“The impact of non-healing wounds on a patient’s quality of life can be devastating,” said Duncan Stang, podiatrist and National Diabetes Foot Coordinator for Scotland. “The ability to help these patients without a financial burden to the NHS, and in fact demonstrated cost savings, is an invaluable opportunity. The analysis does demonstrate cost-effectiveness – which is excellent – and what is also really interesting about this work is the reduced healing times: benefitting patients and of course healthcare teams who are working in an ever stretched NHS, particularly in wound care.”

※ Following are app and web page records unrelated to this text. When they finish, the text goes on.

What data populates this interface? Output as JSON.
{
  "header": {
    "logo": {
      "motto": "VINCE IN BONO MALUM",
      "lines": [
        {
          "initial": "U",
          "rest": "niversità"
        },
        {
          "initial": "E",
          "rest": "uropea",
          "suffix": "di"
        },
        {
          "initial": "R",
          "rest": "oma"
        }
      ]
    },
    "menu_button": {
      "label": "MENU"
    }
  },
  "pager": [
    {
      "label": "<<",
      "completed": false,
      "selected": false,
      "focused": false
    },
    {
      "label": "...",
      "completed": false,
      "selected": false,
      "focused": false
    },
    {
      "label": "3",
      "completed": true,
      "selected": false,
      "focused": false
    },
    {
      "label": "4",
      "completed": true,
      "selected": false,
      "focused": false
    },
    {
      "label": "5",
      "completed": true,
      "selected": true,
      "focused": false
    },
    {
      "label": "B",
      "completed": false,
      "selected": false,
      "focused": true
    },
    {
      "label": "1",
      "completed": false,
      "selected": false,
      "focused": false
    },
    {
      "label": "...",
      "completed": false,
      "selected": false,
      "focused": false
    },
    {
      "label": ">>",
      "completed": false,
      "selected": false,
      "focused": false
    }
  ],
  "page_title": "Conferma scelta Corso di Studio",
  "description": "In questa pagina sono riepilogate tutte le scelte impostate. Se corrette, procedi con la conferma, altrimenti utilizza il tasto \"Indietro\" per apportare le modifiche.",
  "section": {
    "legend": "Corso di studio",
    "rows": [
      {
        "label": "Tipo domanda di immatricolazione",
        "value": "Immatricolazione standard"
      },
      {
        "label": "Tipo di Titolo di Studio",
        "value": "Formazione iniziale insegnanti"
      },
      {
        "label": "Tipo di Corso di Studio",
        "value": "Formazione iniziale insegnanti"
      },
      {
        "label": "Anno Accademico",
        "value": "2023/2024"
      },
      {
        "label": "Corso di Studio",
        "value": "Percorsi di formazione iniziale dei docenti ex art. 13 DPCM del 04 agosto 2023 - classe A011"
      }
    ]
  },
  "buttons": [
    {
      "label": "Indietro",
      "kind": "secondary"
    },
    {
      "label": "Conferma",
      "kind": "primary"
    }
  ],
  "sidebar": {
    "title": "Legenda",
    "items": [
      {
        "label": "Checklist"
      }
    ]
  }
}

At 20 weeks, 90% of wounds treated with Granulox healed. The analysis calculated that for Granulox to pay for itself it would need to be effective on 72% of patients. Without the haemoglobin spray, in the control group, half of the patients were still not healed in over six months.
This publication adds to previous cost-effectiveness evidence of Granulox, published by Health Improvement Scotland, which reported expected average cost savings of £2,330 per patient in diabetic foot ulcers, £1,469 per patient in chronic wounds, and £849 per patient in sloughy wounds over six months. This evaluation estimated total cost-effectiveness not only on dressing costs. Dressing materials and nurse time were included in the analysis, as well as surgical procedures related to chronic wounds including surgical debridement and amputation.
Wound care management is costly for the NHS. A retrospective cohort analysis data from The Health Improvement Network estimated that the NHS treats more than two million patients annually in the UK at a cost of £4.5–£5.1 billion at 2012/2013 prices. Over a third (39%) of these wounds were not healed within the study period and the costs of treating them ranged from £1,719 to £5,976 per patient.